Try it
All lines in the records below with the word "archiefbestanddelen" must be returned.

◇ ◇ ◇ ◇

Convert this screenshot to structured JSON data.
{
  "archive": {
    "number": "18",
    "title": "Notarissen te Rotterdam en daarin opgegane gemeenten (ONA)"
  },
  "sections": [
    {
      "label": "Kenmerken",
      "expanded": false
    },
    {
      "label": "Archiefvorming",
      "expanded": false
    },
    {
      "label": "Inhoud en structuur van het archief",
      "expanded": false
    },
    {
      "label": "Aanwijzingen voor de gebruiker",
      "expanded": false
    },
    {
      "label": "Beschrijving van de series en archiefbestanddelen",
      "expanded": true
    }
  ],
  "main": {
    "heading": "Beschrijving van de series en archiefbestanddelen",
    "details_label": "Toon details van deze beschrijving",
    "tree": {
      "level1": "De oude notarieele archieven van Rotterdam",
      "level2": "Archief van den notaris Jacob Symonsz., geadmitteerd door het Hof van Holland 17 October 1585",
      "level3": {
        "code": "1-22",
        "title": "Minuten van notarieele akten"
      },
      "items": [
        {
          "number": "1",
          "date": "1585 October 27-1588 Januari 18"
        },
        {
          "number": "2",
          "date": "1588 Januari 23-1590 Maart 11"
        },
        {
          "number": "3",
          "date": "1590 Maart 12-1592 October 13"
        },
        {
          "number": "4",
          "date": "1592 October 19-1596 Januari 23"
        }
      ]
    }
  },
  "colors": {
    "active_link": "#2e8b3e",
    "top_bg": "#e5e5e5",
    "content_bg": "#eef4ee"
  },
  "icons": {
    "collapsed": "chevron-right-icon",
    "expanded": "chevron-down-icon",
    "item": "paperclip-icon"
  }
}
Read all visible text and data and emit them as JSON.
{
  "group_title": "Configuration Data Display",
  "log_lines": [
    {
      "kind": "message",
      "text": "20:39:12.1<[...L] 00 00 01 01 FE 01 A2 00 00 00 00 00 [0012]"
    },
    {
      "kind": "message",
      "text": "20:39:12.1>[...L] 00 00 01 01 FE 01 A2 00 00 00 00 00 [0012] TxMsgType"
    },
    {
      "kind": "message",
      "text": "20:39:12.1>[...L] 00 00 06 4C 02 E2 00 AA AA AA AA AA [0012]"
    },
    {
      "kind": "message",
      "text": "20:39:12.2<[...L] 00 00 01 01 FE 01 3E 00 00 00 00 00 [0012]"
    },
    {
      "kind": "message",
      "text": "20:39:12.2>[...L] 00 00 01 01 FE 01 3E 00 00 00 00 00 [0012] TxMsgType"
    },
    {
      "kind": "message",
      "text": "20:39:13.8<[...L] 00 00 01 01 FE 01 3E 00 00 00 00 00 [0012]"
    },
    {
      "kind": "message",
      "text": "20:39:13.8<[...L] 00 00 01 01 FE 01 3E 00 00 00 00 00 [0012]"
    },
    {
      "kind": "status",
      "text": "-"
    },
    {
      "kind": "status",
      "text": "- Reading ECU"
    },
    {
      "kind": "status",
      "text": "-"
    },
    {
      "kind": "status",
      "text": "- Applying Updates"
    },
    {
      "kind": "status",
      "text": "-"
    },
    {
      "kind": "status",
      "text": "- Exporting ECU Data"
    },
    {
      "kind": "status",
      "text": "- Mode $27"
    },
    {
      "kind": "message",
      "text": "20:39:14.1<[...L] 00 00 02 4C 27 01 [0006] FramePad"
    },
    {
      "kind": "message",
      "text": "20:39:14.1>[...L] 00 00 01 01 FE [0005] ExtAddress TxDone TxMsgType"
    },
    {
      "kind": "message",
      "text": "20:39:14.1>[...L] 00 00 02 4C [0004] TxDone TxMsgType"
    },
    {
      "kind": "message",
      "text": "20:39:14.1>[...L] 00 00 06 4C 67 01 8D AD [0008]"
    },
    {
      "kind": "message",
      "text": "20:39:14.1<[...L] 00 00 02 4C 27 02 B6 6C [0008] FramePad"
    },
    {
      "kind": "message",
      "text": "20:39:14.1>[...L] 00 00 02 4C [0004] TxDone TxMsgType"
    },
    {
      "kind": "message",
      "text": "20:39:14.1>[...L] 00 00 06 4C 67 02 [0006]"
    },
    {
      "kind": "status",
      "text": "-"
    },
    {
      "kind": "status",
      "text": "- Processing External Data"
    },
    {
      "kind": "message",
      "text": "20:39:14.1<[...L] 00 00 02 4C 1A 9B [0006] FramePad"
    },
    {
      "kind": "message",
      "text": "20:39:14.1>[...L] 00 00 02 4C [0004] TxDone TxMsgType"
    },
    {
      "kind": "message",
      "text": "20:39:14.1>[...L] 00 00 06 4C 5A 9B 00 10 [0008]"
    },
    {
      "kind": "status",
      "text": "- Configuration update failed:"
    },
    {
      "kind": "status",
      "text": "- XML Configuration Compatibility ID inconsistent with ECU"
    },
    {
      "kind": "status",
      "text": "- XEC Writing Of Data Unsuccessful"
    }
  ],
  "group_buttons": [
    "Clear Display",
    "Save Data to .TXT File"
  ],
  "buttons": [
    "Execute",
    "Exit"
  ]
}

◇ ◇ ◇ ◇

Exercise result
      "label": "Beschrijving van de series en archiefbestanddelen",
    "heading": "Beschrijving van de series en archiefbestanddelen",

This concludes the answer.